Karen Rotberg, director at BookMyGarage.com, said: “With advanced vehicle technology on the rise, it’s important that people are aware of the features their car offers, as they can make the difference both financially and in terms of safety.
“What is particularly interesting from the findings is that so many car owners claim they specifically chose the car they did because of its features, yet lots haven’t got to grips with them or don’t use them — which is a shame considering a car is one of the biggest investments an adult will make.”
:: Think you and your friends could beat this effort? A team of four mechanics from Caterham Cars intends to build a complete car from a kit of parts in just six hours.
The build will take place in front of the public at the Regent Street Motor Show, which takes place on October 31.
Using the same kit that customers can order for the Caterham 160, the four mechanics will follow the same instructions as home builders to complete the car.
The entry-level Caterham Seven 160 is powered by a tiny turbocharged 660cc Suzuki motorcycle engine with only 80bhp at its disposal, but it can sprint from 0-60mph in a hot hatch-rivalling 6.9 seconds.
Ian Rea, marketing and communications manager at Caterham Cars, said: “The idea behind building a car at the Show is to demonstrate how uncomplicated it is to build a Caterham — although we don’t expect every customer to complete the job in a mere six hours.”
We don’t expect that to stop someone trying...
:: An incredibly rare early Range Rover convertible conversion is set to be sold at auction and is expected to make £40,000. The 1973 Range Rover is one of the very earliest “Suffix B” models, highly sought after now by collectors.
This Range Rover was turned into a convertible by Special Vehicle Conversions in the late 1980s. It’s only covered 62,500 miles from new and has been the subject of a sensitive restoration.
After being converted into a soft-top, the two-door Range Rover led an eventful life and was won by one of its owners in a game of cards. However, this owner didn’t have sufficient space in his garage and put the car into storage where it lay until the current owner heard about it and managed to buy the car in 2014. When it was unearthed from storage, it was found to be in excellent condition, but the car has required considerable recommissioning.

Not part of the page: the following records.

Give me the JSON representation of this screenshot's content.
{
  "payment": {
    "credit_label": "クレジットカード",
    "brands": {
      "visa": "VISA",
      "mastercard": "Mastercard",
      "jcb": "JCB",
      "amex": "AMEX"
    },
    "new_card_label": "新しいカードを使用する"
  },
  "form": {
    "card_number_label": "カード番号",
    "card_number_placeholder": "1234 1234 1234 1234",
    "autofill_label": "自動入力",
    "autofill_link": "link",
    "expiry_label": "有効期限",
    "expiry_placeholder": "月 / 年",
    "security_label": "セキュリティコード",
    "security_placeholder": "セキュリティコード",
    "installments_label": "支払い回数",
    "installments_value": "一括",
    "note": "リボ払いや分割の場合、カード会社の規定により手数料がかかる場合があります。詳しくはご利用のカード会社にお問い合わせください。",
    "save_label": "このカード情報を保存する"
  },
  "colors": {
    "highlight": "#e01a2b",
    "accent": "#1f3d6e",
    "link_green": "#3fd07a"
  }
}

Arwel Richards, classic car consignor at Silverstone Auctions, said: “This classic Range Rover convertible conversion is a car worthy of the modern-day James Bond, but has a story akin to that of 007 too.
“Not only does this convertible conversion have unique provenance, but it’s based on a truly superb early right-hand drive Range Rover ‘Suffix B’ and has covered a mere 62,500 miles - I doubt you’ll find one like this in the near future.

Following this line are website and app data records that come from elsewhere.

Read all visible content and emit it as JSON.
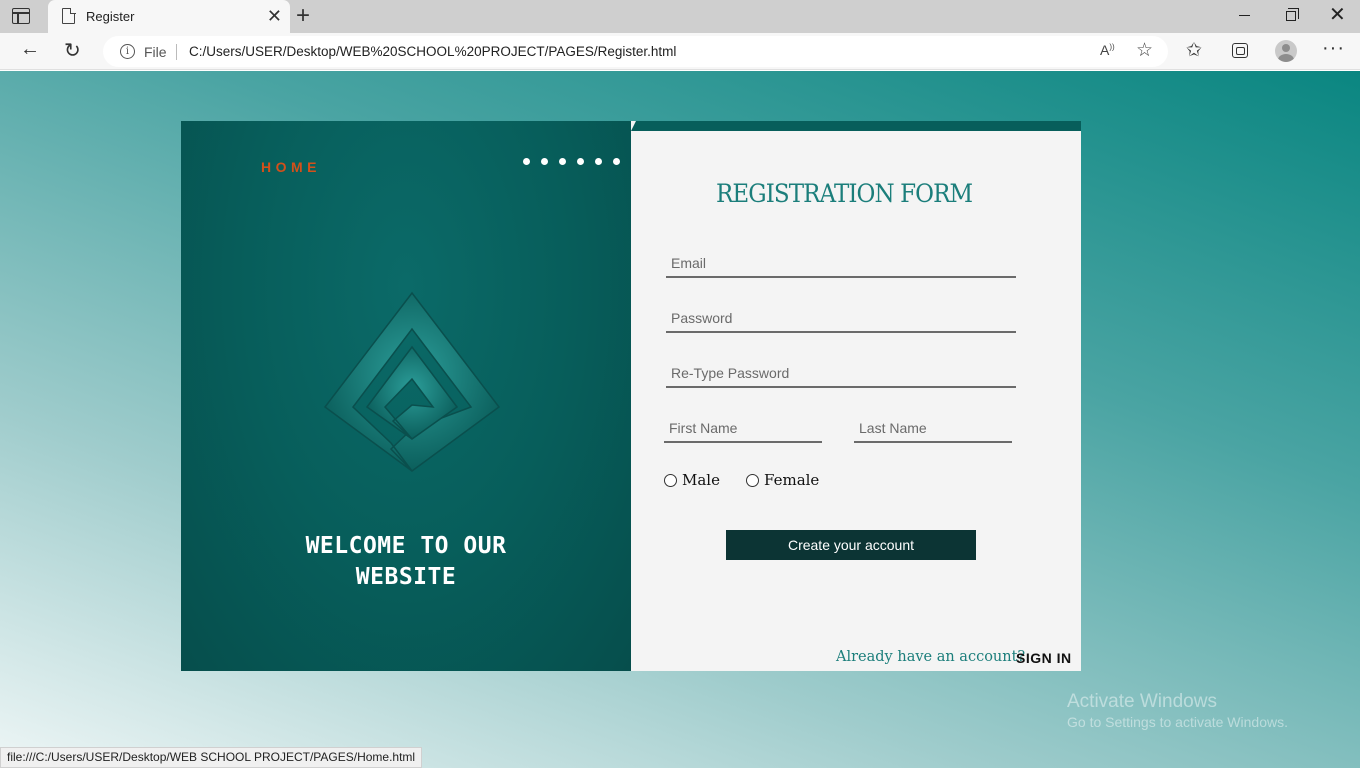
{
  "browser": {
    "tab_title": "Register",
    "address": {
      "scheme_label": "File",
      "url": "C:/Users/USER/Desktop/WEB%20SCHOOL%20PROJECT/PAGES/Register.html"
    },
    "status_url": "file:///C:/Users/USER/Desktop/WEB SCHOOL PROJECT/PAGES/Home.html"
  },
  "left_panel": {
    "home_label": "HOME",
    "welcome_line1": "WELCOME TO OUR",
    "welcome_line2": "WEBSITE"
  },
  "form": {
    "title": "REGISTRATION FORM",
    "email_placeholder": "Email",
    "password_placeholder": "Password",
    "retype_placeholder": "Re-Type Password",
    "first_name_placeholder": "First Name",
    "last_name_placeholder": "Last Name",
    "gender_options": [
      "Male",
      "Female"
    ],
    "submit_label": "Create your account",
    "already_text": "Already have an account?",
    "sign_in_label": "SIGN IN"
  },
  "watermark": {
    "line1": "Activate Windows",
    "line2": "Go to Settings to activate Windows."
  },
  "colors": {
    "panel_dark": "#075e5b",
    "accent_teal": "#1b7e7b",
    "home_orange": "#d4501a",
    "button_dark": "#0c3434"
  }
}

“With the recently launched Range Rover Evoque Convertible, it has become in vogue even more. It’s a real privilege to be entrusted with re-homing this very important car at the NEC Classic Motor Show Sale, and I’m sure its new owner will love and cherish it, especially after its superb restoration.”